With a deft hand, Strelow weaves together three compelling stories, spanning a century and set in the grandeur of the Pacific coast. Her prose is gorgeous, especially the way she lovingly renders the natural environment (including the titular birds). This is a book about both finding ourselves as individuals and the ways in which we are connected to the larger world around us. I adored it.
— From Wild Birds
Finalist for the Lambda Literary Award for Bisexual Fiction
Finalist for the Foreword INDIES 2018 Award for Best Fiction
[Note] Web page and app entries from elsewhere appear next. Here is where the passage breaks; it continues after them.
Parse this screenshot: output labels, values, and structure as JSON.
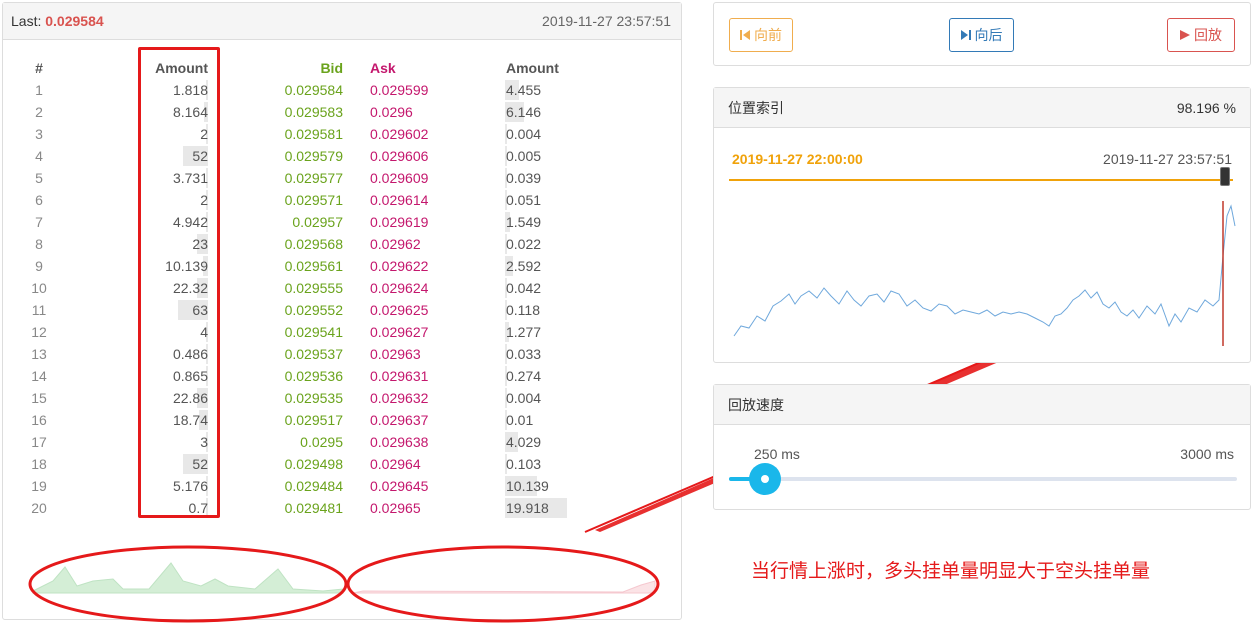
{
  "orderbook": {
    "last_label": "Last:",
    "last_value": "0.029584",
    "timestamp": "2019-11-27 23:57:51",
    "headers": {
      "idx": "#",
      "amount_bid": "Amount",
      "bid": "Bid",
      "ask": "Ask",
      "amount_ask": "Amount"
    },
    "rows": [
      {
        "idx": "1",
        "amount_bid": "1.818",
        "bid": "0.029584",
        "ask": "0.029599",
        "amount_ask": "4.455"
      },
      {
        "idx": "2",
        "amount_bid": "8.164",
        "bid": "0.029583",
        "ask": "0.0296",
        "amount_ask": "6.146"
      },
      {
        "idx": "3",
        "amount_bid": "2",
        "bid": "0.029581",
        "ask": "0.029602",
        "amount_ask": "0.004"
      },
      {
        "idx": "4",
        "amount_bid": "52",
        "bid": "0.029579",
        "ask": "0.029606",
        "amount_ask": "0.005"
      },
      {
        "idx": "5",
        "amount_bid": "3.731",
        "bid": "0.029577",
        "ask": "0.029609",
        "amount_ask": "0.039"
      },
      {
        "idx": "6",
        "amount_bid": "2",
        "bid": "0.029571",
        "ask": "0.029614",
        "amount_ask": "0.051"
      },
      {
        "idx": "7",
        "amount_bid": "4.942",
        "bid": "0.02957",
        "ask": "0.029619",
        "amount_ask": "1.549"
      },
      {
        "idx": "8",
        "amount_bid": "23",
        "bid": "0.029568",
        "ask": "0.02962",
        "amount_ask": "0.022"
      },
      {
        "idx": "9",
        "amount_bid": "10.139",
        "bid": "0.029561",
        "ask": "0.029622",
        "amount_ask": "2.592"
      },
      {
        "idx": "10",
        "amount_bid": "22.32",
        "bid": "0.029555",
        "ask": "0.029624",
        "amount_ask": "0.042"
      },
      {
        "idx": "11",
        "amount_bid": "63",
        "bid": "0.029552",
        "ask": "0.029625",
        "amount_ask": "0.118"
      },
      {
        "idx": "12",
        "amount_bid": "4",
        "bid": "0.029541",
        "ask": "0.029627",
        "amount_ask": "1.277"
      },
      {
        "idx": "13",
        "amount_bid": "0.486",
        "bid": "0.029537",
        "ask": "0.02963",
        "amount_ask": "0.033"
      },
      {
        "idx": "14",
        "amount_bid": "0.865",
        "bid": "0.029536",
        "ask": "0.029631",
        "amount_ask": "0.274"
      },
      {
        "idx": "15",
        "amount_bid": "22.86",
        "bid": "0.029535",
        "ask": "0.029632",
        "amount_ask": "0.004"
      },
      {
        "idx": "16",
        "amount_bid": "18.74",
        "bid": "0.029517",
        "ask": "0.029637",
        "amount_ask": "0.01"
      },
      {
        "idx": "17",
        "amount_bid": "3",
        "bid": "0.0295",
        "ask": "0.029638",
        "amount_ask": "4.029"
      },
      {
        "idx": "18",
        "amount_bid": "52",
        "bid": "0.029498",
        "ask": "0.02964",
        "amount_ask": "0.103"
      },
      {
        "idx": "19",
        "amount_bid": "5.176",
        "bid": "0.029484",
        "ask": "0.029645",
        "amount_ask": "10.139"
      },
      {
        "idx": "20",
        "amount_bid": "0.7",
        "bid": "0.029481",
        "ask": "0.02965",
        "amount_ask": "19.918"
      }
    ]
  },
  "controls": {
    "prev_label": "向前",
    "next_label": "向后",
    "replay_label": "回放",
    "prev_color": "#f0ad4e",
    "next_color": "#337ab7",
    "replay_color": "#d9534f"
  },
  "position": {
    "title": "位置索引",
    "percent": "98.196 %",
    "start_time": "2019-11-27 22:00:00",
    "end_time": "2019-11-27 23:57:51",
    "progress_fraction": 0.982
  },
  "speed": {
    "title": "回放速度",
    "current": "250 ms",
    "max": "3000 ms",
    "level_fraction": 0.07
  },
  "annotation": {
    "text": "当行情上涨时，多头挂单量明显大于空头挂单量"
  },
  "colors": {
    "bid_green": "#6aa31c",
    "ask_pink": "#c4176d",
    "annotation_red": "#e5191a",
    "orange": "#f0a20a",
    "slider_blue": "#1ab7ea"
  }
}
Cast adrift in 1870s San Francisco after the death of her mother, a girl named Olive disguises herself as a boy and works as a lighthouse keeper's assistant on the Farallon Islands to escape the dangers of a world unkind to young women. In 1941, nomad Victor scours the Sierras searching for refuge from a home to which he never belonged. And in the present day, precocious fifteen year-old Lily struggles, despite her willfulness, to find a place for herself amongst the small town attitudes of Burning Hills, Oregon. Living alone with her hardscrabble mother Alice compounds the problem--though their unique relationship to the natural world ties them together, Alice keeps an awful secret from her daughter, one that threatens to ignite the tension growing between them.
Emily Strelow's mesmerizing debut stitches together a sprawling saga of the feral Northwest across farmlands and deserts and generations: an American mosaic alive with birdsong and gunsmoke, held together by a silver box of eggshells--a long-ago gift from a mother to her daughter. Written with grace, grit, and an acute knowledge of how the past insists upon itself, The Wild Birds
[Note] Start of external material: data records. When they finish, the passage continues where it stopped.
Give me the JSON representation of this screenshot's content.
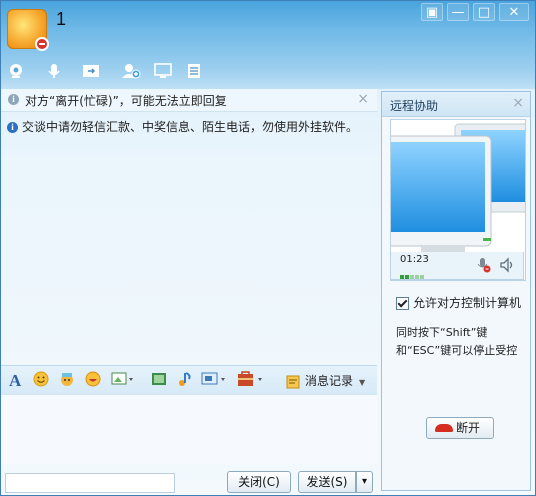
{
  "contact": {
    "name": "1"
  },
  "window_controls": {
    "mode_glyph": "▣",
    "minimize_glyph": "—",
    "maximize_glyph": "□",
    "close_glyph": "✕"
  },
  "toolbar": {
    "icons": [
      "video-call-icon",
      "voice-call-icon",
      "file-transfer-icon",
      "add-contact-icon",
      "remote-desktop-icon",
      "app-menu-icon"
    ]
  },
  "notice": {
    "text": "对方“离开(忙碌)”，可能无法立即回复",
    "close_glyph": "×"
  },
  "messages": [
    {
      "text": "交谈中请勿轻信汇款、中奖信息、陌生电话，勿使用外挂软件。"
    }
  ],
  "chat_toolbar": {
    "icons": [
      "font-icon",
      "emoji-icon",
      "gift-icon",
      "jokes-icon",
      "screenshot-icon",
      "image-icon",
      "music-icon",
      "screen-capture-icon",
      "app-box-icon"
    ],
    "history_label": "消息记录"
  },
  "buttons": {
    "close_label": "关闭(C)",
    "send_label": "发送(S)",
    "send_dropdown": "▾"
  },
  "remote_panel": {
    "title": "远程协助",
    "close_glyph": "×",
    "timer": "01:23",
    "allow_control_label": "允许对方控制计算机",
    "allow_control_checked": true,
    "hint": "同时按下“Shift”键和“ESC”键可以停止受控",
    "disconnect_label": "断开"
  },
  "colors": {
    "title_bar": "#4aa4dd",
    "panel_border": "#9dc3df",
    "hangup": "#d42e21"
  }
}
is a radiant and human story about the shelters we find and make along our crooked paths home.